Immediately, there were a lot of rash reactions. It’s the type of video that elicits some immediate thoughts, but I think people need to give themselves a second and breathe. Sever his contract over this? Sell him cheap? Over a video that looks bad? Honestly, it’s surfaced and it’s gonna spread and be held against him for mostly the rest of his career, but it doesn’t scratch the surface of “bad” in the grand scheme if what athletes have been caught doing.
I’m not trying to excuse the action. We should look at the person that leaked the video, because it wasn’t Saliba, but it’s the type of video you don’t even take or send to anyone. It’s a reminder of how dumb kids are and that fact that phones in these kid’s hands have a tendency to result in problems. It’s surfaced that the video is a few years old, well as adults know and kids need reminding, nothing you put out into the void is ever really gone.
He’ll have to deal with this, navigate the changing situation, and take whatever lumps come his way. The French Football Federation (FFF) is reportedly opening up an investigation into it all. Of course it’s not a good look for the player or the club, but it should be separated from the interviews completely.
Which brings us the major concern on hand, in my mind. Doing three or four interviews in a month to voice those frustrations certainly tells you that a he is a player harboring resentment. I think that’s understandable. He has been open about his frustrations over the first half of this season and Arsenal have them coming. How Arsenal react, how Saliba pushes on, and how the reunion goes will be a very deciding factor. I would hope Arsenal are frequently in contact with him about those plans over the coming months.
Arsenal paid £30m for Saliba, but also signed him to a very lengthy contract. To me that makes sense, and it doesn’t necessarily imply as much immediate playing time needed, compared a player who is older and only signs a 3 year deal. If Saliba returns next year and pushes for minutes, eventually wins himself a spot, the deal has plenty of time to still have reaped rewards. Arsenal got their hands on a prospect under the age of 20 at a smaller price by making the move, but how they build and take care of his success dictates the outcome and value.

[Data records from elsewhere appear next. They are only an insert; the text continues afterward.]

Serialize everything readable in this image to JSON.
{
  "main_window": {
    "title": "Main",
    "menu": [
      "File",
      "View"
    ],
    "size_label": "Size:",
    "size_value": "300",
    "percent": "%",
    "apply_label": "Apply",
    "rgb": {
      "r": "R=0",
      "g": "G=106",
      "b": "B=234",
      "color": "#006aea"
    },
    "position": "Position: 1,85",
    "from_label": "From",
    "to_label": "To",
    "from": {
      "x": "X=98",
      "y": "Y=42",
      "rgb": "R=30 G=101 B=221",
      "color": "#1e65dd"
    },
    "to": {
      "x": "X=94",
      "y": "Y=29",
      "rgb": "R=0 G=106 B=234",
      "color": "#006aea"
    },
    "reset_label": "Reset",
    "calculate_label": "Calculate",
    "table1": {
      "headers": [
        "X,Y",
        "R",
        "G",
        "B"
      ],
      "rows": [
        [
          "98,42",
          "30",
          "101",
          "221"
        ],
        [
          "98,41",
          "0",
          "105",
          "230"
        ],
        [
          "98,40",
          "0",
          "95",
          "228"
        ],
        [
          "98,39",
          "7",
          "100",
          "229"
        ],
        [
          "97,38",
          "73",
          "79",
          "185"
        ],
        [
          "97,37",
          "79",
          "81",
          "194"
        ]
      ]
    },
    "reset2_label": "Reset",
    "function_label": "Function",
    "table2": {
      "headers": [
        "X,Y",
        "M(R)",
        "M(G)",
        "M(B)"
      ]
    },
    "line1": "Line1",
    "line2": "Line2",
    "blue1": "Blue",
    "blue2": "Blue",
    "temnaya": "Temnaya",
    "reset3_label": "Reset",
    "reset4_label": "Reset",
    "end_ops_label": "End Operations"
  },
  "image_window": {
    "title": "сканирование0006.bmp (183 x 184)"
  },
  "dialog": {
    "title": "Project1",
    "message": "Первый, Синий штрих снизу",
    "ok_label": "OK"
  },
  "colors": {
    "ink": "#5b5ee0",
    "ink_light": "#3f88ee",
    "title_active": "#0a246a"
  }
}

It’s not off the a good start. Arsenal made a hash of things and will need to tread carefully to make amends — and making amends is in their best interest, even if Saliba doesn’t pan out. £30m is no small fee, so at the very least they need to recoup it for a player that others will be more than happy to accept into the fold. The video is really unfortunate and Saliba is dumb for having even given it the chance to see the light of day, but the interviews and continued drama off the video is much more worrisome if you’re Arsenal.